The notes on these pages are for the courses in C Programming I used to teach in the Experimental College at the University of Washington in Seattle, WA. Normally these notes accompany fairly traditional classroom lecture presentations, but they are intended to be reasonably complete (more so, for that matter, than the lectures!) and should be usable as standalone tutorials.
I originally designed the first, Introductory course around The C Programming Language (2nd Edition) by Kernighan and Ritchie, and the notes were designed to complement that text, highlighting important points and explaining subtleties which might be lost on the general reader. Later, I rewrote the notes to stand on their own (in part because, in spite of the first set of notes, too many of my students found K&R a bit too technical for an informal, introductory course). Finally, I occasionally teach an Intermediate course, which covers the topics which tend to be skipped or glossed over in introductory courses (bitwise operators, structures, file I/O, etc.). The Intermediate course has its own set of notes.
All three sets of notes are available here. If you have a copy of K&R2 and would like a thorough treatment of the language, read K&R and the ``Notes to Accompany K&R'' side by side. If you're just getting your feet wet and would like a somewhat simpler introduction, read the ``Introductory Class Notes.'' If you have had an introduction to C (either here or elsewhere) and are now looking to fill in some of the missing pieces, read the ``Intermediate Class Notes.''

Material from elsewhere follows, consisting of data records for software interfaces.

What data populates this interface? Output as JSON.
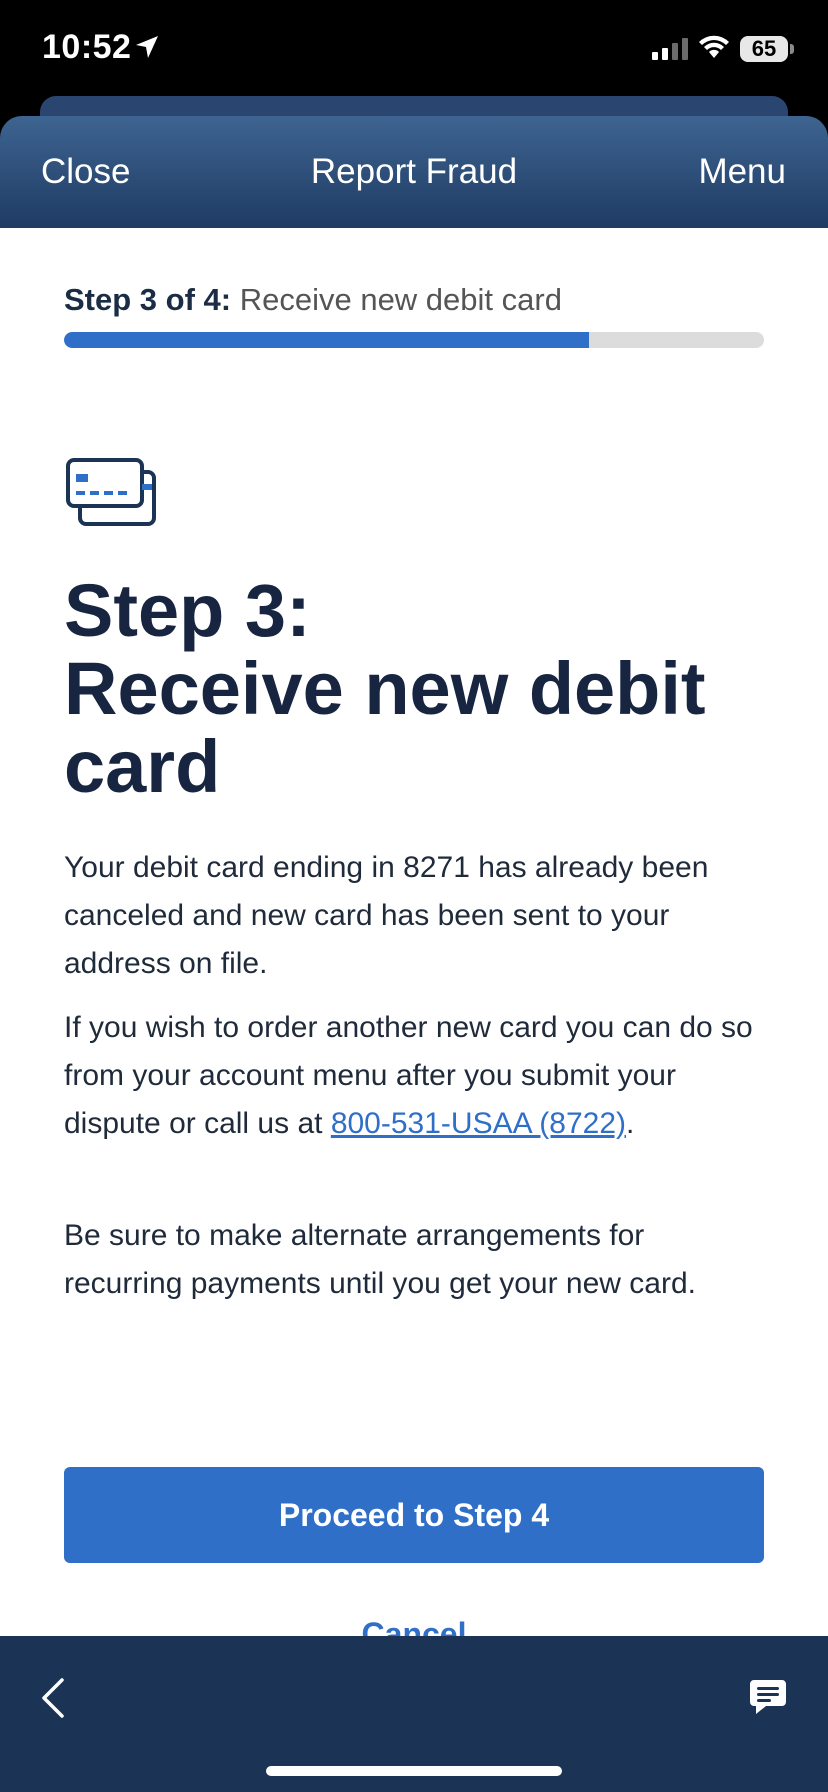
{
  "status_bar": {
    "time": "10:52",
    "battery": "65"
  },
  "nav": {
    "close_label": "Close",
    "title": "Report Fraud",
    "menu_label": "Menu"
  },
  "progress": {
    "step_count": "Step 3 of 4:",
    "step_name": "Receive new debit card",
    "percent": 75
  },
  "main": {
    "heading_line1": "Step 3:",
    "heading_line2": "Receive new debit card",
    "para1": "Your debit card ending in 8271 has already been canceled and new card has been sent to your address on file.",
    "para2_text": "If you wish to order another new card you can do so from your account menu after you submit your dispute or call us at ",
    "phone_link": "800-531-USAA (8722)",
    "para2_end": ".",
    "para3": "Be sure to make alternate arrangements for recurring payments until you get your new card."
  },
  "actions": {
    "proceed_label": "Proceed to Step 4",
    "cancel_label": "Cancel"
  },
  "icons": {
    "card": "credit-card-icon",
    "back": "chevron-left-icon",
    "chat": "chat-icon"
  },
  "colors": {
    "brand_blue": "#2f6fc8",
    "header_dark": "#1e3b63",
    "bottom_bar": "#1b3354",
    "heading_text": "#172540"
  }
}
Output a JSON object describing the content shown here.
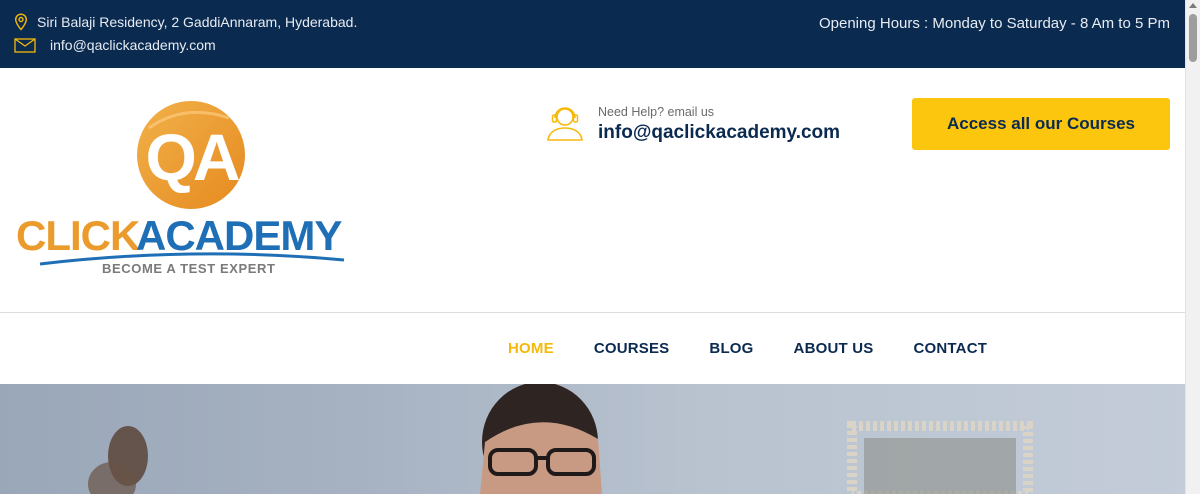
{
  "topbar": {
    "address": "Siri Balaji Residency, 2 GaddiAnnaram, Hyderabad.",
    "email": "info@qaclickacademy.com",
    "hours": "Opening Hours : Monday to Saturday - 8 Am to 5 Pm",
    "icons": {
      "address": "map-pin-icon",
      "email": "envelope-icon"
    }
  },
  "header": {
    "logo": {
      "monogram": "QA",
      "brand_part1": "CLICK",
      "brand_part2": "ACADEMY",
      "tagline": "BECOME A TEST EXPERT"
    },
    "help": {
      "label": "Need Help? email us",
      "email": "info@qaclickacademy.com",
      "icon": "support-agent-icon"
    },
    "cta_label": "Access all our Courses"
  },
  "nav": {
    "items": [
      {
        "label": "HOME",
        "active": true
      },
      {
        "label": "COURSES",
        "active": false
      },
      {
        "label": "BLOG",
        "active": false
      },
      {
        "label": "ABOUT US",
        "active": false
      },
      {
        "label": "CONTACT",
        "active": false
      }
    ]
  },
  "colors": {
    "topbar_bg": "#0b2a4f",
    "accent": "#fcc60f",
    "nav_active": "#f5b90a",
    "navy_text": "#0b2a4f",
    "logo_orange": "#eb9a2c",
    "logo_blue": "#1f6fb6"
  }
}
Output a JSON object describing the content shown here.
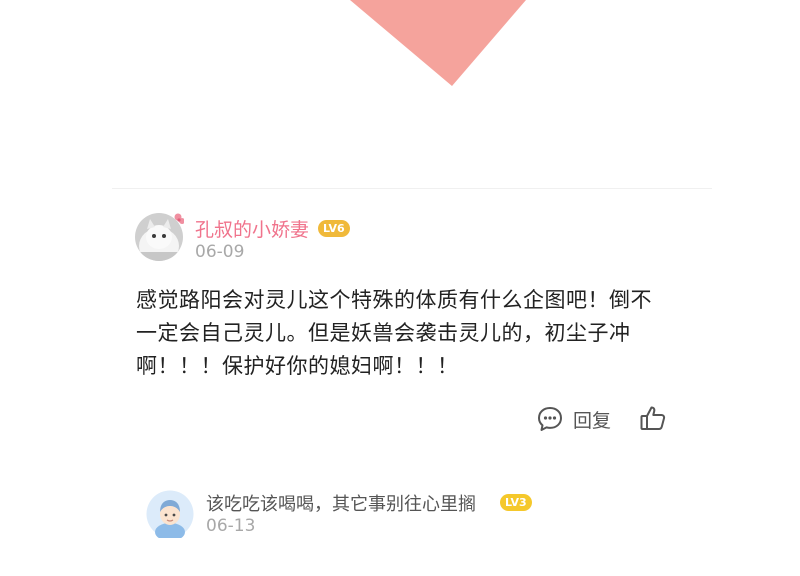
{
  "colors": {
    "accent_triangle": "#f5a39c",
    "username_pink": "#f0738c",
    "badge_orange": "#f0b93a",
    "badge_yellow": "#f5c82b"
  },
  "comments": [
    {
      "username": "孔叔的小娇妻",
      "level": "LV6",
      "date": "06-09",
      "text_lines": [
        "感觉路阳会对灵儿这个特殊的体质有什么企图吧！倒不",
        "一定会自己灵儿。但是妖兽会袭击灵儿的，初尘子冲",
        "啊！！！保护好你的媳妇啊！！！"
      ],
      "reply_icon": "chat-bubble-icon",
      "reply_label": "回复",
      "like_icon": "thumbs-up-icon"
    },
    {
      "username": "该吃吃该喝喝，其它事别往心里搁",
      "level": "LV3",
      "date": "06-13"
    }
  ]
}
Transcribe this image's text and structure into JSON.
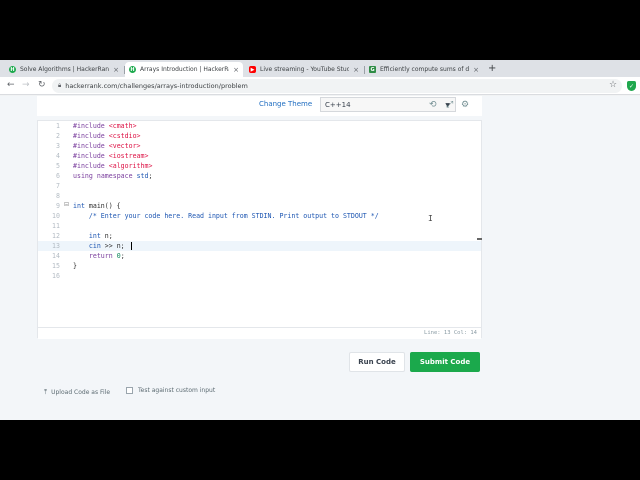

Of course, just reading a book or these notes won't really teach you C; you will also want to write and run your own programs, for practice and so that the language concepts will make some kind of practical sense. Most of my programming assignments (including review questions) are here as well, along with their solution sets. (No peeking at the answers until you've given the problems your best shot!)
These notes are arranged for the web in the usual hierarchy by section and subsection. If you want to read through all of them, without keeping track of your own stack to implement a depth-first tree traversal, just follow the ``read sequentially'' links at the bottom of each page.
Depending on your background, you might want to read one or both of the two preliminary handouts: one on programming in general, and one which reviews some math which is relevant to programming. (And there are some other miscellaneous handouts, too.)
One note about the HTML: these pages were produced automatically from the base manuscripts for my class notes, using a program of my own devising which is, all too typically, not (yet?) perfect. I apologize in advance for any formatting glitches. In particular, when you see <sup>...</sup> or <sub>...</sub> in the text, these do not represent bugs in your browser or accidental bugs in my markup; instead, these are my interim compromise way of representing superscripts and subscripts to you, since there's no way to do so in portable HTML.
Finally, I realize that reading these notes on the net is not always as convenient as it might be, particularly when the net is slow. Please realize, though, that the net is what it is, and that I have gone to a certain amount of effort to place these notes here at all. Please do not ask me to send you a set of these notes for browsing on your own machine, as I am currently unable to do so.
Handout: A Short Introduction to Programming
Handout: A Brief Refresher on Some Math Often Used in Computing
Readings: Notes to Accompany The C Programming Language, by Kernighan and Ritchie (``K&R'')
Readings: Introductory C Programming Class Notes (standalone)
Readings: Intermediate C Programming Class Notes
(questions, exercises, and solutions)
This page by Steve Summit // Copyright 1996-9 // mail feedback